The word "count" marks the lines to report; pull each of them from the listing.

→ Provided information

-- Opening Marker --

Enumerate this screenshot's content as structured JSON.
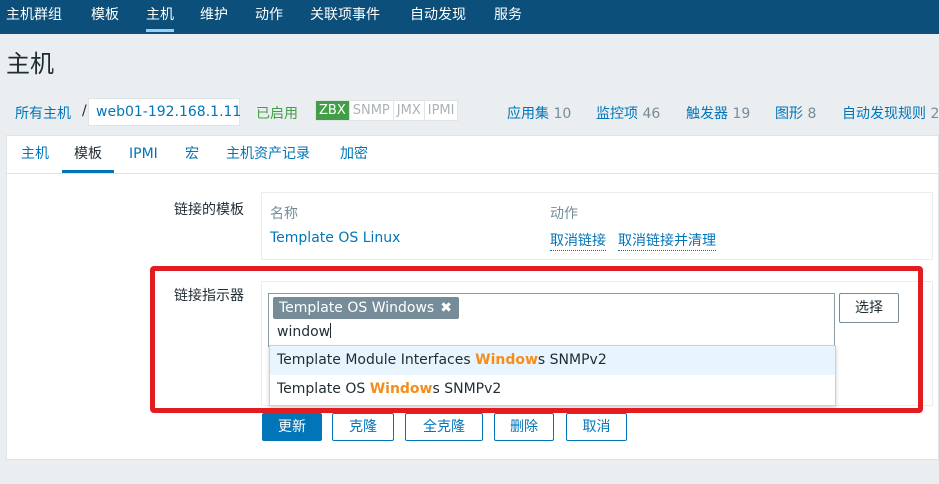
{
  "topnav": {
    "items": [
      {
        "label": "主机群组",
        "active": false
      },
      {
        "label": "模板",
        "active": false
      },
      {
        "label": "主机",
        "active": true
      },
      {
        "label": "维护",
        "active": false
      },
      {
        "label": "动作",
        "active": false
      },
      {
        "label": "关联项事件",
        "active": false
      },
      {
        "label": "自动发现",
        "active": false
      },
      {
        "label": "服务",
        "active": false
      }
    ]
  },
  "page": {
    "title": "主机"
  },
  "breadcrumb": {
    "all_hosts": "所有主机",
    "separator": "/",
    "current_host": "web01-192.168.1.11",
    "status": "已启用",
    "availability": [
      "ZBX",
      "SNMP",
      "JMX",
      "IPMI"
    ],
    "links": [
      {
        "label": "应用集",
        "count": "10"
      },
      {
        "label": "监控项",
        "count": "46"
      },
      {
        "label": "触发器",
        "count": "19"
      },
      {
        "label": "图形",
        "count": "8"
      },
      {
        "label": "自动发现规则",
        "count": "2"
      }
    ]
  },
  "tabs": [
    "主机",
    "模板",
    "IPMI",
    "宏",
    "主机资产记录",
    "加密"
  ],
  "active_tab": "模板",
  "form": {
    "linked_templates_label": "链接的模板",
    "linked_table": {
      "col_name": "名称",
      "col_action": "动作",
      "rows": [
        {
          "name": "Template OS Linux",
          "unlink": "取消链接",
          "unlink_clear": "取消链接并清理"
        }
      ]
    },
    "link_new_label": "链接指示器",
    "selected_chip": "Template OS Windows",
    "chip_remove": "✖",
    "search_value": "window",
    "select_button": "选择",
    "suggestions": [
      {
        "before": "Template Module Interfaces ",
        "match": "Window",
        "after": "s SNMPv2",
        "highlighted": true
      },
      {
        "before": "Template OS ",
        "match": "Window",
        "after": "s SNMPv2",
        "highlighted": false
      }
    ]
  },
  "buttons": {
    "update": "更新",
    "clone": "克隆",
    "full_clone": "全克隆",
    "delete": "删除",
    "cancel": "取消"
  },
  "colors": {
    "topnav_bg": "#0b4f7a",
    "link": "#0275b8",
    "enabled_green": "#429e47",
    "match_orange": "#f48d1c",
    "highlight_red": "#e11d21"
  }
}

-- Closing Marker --

→ Answer to the problem
        "count": "10"
        "count": "46"
        "count": "19"
        "count": "8"
        "count": "2"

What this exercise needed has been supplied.